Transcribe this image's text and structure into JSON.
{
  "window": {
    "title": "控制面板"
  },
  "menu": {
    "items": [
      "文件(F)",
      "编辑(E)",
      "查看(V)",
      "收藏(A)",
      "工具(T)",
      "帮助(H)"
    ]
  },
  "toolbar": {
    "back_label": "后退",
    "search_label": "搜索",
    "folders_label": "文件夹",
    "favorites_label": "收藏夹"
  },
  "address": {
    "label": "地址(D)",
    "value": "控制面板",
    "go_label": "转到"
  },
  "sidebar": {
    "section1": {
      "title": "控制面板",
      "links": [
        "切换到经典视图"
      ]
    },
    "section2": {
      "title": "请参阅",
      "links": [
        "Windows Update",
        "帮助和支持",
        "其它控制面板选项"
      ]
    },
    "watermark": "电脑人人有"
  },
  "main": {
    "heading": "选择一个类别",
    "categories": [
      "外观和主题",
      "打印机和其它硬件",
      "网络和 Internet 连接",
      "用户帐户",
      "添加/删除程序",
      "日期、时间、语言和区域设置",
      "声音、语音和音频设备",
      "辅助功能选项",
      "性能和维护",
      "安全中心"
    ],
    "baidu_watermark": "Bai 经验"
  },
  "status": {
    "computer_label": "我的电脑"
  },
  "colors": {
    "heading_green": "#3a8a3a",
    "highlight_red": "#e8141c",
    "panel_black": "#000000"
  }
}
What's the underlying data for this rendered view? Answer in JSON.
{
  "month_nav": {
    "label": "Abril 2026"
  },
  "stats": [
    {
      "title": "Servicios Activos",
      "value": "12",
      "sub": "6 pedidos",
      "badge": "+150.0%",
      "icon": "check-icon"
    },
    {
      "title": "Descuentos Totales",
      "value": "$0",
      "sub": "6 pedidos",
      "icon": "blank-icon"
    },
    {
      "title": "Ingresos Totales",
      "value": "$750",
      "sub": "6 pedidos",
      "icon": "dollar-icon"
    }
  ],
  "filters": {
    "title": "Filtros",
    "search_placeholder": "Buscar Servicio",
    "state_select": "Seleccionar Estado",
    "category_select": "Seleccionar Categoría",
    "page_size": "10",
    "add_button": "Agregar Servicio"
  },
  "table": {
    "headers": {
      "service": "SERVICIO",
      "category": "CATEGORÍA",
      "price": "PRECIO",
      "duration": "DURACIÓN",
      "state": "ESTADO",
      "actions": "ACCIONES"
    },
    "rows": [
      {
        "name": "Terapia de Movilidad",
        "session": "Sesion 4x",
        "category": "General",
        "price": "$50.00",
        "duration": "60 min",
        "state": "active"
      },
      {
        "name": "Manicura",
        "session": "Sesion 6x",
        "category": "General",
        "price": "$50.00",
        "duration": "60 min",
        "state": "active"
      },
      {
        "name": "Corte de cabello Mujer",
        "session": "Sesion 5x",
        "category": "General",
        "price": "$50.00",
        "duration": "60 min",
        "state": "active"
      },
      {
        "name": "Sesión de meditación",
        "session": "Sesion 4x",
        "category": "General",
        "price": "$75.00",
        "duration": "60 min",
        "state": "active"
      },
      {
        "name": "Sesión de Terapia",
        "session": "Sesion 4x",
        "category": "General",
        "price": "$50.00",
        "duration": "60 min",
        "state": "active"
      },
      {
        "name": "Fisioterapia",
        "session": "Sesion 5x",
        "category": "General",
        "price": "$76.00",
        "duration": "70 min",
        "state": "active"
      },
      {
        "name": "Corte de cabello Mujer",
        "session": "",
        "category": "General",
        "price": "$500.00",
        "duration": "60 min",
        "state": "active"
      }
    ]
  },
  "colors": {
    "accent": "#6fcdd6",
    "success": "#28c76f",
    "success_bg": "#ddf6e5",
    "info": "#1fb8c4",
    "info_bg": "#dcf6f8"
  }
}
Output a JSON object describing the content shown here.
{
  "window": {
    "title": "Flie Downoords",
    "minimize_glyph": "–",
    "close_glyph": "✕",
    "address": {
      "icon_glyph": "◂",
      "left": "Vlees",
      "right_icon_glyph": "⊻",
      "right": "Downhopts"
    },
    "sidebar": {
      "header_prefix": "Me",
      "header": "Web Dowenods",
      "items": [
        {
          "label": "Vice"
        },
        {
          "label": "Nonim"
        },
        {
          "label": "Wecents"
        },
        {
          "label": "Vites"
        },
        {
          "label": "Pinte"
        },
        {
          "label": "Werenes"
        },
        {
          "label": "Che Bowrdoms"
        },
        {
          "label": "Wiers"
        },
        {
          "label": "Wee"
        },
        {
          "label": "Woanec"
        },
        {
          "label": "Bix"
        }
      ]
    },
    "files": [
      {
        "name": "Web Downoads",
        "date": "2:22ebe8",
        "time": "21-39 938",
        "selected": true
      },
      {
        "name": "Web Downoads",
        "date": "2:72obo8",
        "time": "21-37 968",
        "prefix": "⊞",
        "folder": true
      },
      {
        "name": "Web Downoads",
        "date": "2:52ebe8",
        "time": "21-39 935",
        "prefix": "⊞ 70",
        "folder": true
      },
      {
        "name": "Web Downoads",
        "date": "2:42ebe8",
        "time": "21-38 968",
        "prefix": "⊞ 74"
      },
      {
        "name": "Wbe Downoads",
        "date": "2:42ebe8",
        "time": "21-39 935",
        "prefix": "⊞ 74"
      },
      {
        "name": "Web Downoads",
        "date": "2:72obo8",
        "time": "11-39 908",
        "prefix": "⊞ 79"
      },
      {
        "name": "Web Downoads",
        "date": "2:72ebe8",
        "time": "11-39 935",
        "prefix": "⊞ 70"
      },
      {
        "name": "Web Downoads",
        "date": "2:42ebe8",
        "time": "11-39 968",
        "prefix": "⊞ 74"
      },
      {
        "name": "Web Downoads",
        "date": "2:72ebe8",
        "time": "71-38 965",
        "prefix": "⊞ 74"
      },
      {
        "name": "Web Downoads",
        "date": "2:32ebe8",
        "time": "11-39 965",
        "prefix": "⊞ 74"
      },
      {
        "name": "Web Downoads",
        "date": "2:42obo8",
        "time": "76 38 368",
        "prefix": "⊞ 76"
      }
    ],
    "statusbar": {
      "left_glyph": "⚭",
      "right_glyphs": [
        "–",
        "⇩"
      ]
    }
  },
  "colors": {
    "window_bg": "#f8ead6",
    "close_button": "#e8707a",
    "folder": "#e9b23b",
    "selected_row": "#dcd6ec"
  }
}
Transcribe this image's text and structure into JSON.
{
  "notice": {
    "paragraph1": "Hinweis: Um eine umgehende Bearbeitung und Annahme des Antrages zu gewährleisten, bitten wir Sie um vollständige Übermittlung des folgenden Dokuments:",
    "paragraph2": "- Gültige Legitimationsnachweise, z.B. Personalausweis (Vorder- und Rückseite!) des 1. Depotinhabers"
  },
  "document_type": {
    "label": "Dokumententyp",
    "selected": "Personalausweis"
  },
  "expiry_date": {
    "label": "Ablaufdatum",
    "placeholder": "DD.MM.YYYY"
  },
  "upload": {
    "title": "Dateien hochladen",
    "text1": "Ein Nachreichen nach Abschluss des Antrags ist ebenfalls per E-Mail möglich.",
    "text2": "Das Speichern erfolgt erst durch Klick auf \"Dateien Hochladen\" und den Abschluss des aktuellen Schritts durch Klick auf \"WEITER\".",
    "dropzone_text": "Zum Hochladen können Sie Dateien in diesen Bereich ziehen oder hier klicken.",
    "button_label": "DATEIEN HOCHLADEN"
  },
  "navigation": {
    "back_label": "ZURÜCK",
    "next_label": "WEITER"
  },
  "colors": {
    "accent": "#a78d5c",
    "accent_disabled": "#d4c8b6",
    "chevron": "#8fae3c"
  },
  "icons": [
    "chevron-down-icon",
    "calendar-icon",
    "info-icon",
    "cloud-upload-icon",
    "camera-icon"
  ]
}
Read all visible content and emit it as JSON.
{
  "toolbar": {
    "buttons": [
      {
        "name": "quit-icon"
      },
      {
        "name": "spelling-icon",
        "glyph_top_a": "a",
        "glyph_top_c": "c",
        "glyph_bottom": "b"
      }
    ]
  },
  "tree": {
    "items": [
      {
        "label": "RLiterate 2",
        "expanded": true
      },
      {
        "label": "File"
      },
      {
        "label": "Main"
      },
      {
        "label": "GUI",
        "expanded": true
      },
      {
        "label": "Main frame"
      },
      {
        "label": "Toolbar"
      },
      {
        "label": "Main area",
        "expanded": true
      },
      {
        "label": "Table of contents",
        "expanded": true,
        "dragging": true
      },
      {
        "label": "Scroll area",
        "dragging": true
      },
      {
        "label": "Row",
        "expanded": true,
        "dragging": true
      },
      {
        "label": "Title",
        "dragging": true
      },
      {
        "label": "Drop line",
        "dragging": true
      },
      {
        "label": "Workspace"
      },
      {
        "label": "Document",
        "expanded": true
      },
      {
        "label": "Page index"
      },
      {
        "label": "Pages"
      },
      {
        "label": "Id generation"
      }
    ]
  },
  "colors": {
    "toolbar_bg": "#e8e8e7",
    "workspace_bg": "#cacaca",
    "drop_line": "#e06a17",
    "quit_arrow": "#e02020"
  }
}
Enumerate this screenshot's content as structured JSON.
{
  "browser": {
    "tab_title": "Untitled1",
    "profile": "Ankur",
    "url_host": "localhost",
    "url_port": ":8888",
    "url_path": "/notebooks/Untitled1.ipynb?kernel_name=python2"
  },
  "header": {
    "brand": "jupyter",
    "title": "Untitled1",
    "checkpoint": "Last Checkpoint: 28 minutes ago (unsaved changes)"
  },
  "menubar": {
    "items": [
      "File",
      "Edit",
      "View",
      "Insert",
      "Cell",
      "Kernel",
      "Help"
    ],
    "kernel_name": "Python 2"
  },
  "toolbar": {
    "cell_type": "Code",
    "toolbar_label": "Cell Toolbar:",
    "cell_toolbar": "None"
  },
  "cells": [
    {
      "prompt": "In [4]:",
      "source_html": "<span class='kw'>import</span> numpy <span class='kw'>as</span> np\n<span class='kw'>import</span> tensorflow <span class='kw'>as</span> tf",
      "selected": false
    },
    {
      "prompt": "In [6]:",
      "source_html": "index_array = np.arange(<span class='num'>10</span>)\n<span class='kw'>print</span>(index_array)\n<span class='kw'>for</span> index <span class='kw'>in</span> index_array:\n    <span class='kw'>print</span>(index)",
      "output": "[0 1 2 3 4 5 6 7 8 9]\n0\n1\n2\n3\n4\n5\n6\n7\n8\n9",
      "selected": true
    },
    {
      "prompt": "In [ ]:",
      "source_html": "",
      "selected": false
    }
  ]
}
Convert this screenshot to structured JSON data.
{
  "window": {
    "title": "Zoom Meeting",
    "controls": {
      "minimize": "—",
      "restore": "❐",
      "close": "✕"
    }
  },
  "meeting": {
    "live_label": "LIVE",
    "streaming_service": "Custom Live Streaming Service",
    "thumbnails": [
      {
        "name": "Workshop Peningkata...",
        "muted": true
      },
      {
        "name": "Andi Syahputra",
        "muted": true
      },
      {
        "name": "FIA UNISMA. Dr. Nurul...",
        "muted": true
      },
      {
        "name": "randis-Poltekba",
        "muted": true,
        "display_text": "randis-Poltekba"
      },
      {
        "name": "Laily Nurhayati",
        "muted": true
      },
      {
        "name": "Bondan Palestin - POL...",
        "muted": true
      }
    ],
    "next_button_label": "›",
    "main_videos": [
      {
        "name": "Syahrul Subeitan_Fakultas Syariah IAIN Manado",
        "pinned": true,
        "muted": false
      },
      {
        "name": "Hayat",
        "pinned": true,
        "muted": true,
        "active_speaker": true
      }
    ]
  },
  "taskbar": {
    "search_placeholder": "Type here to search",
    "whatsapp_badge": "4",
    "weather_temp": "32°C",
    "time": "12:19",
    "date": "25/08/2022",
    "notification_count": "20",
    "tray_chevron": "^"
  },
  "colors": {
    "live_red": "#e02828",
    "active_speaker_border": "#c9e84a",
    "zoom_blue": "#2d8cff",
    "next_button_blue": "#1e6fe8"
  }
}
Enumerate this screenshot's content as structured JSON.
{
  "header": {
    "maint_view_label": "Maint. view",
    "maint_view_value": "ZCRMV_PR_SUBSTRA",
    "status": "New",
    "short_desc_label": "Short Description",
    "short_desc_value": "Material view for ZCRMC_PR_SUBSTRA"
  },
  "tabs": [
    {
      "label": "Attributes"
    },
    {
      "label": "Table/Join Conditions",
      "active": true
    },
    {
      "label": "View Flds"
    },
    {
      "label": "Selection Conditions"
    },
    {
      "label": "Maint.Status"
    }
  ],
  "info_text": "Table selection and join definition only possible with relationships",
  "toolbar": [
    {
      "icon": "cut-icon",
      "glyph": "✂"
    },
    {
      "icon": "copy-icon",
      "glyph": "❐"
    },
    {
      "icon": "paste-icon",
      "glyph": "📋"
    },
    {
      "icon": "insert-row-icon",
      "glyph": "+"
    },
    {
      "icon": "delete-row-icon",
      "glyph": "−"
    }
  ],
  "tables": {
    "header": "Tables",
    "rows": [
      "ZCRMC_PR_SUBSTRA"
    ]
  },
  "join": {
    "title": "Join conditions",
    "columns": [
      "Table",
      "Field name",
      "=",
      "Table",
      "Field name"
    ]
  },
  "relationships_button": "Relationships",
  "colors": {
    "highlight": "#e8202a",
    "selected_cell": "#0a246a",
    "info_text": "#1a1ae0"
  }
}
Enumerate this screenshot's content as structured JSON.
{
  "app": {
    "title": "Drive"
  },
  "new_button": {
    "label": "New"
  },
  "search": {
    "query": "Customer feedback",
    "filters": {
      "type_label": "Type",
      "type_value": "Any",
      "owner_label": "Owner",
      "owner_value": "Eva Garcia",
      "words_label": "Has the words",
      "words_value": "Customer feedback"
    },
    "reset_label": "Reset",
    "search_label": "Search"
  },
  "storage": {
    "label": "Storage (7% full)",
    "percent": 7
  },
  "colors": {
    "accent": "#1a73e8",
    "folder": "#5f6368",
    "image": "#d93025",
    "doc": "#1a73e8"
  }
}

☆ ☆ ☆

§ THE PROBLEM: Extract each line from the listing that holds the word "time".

§ ANSWER FOR THIS EXERCISE:
        "time": "21-39 938",
        "time": "21-37 968",
        "time": "21-39 935",
        "time": "21-38 968",
        "time": "21-39 935",
        "time": "11-39 908",
        "time": "11-39 935",
        "time": "11-39 968",
        "time": "71-38 965",
        "time": "11-39 965",
        "time": "76 38 368",
    "time": "12:19",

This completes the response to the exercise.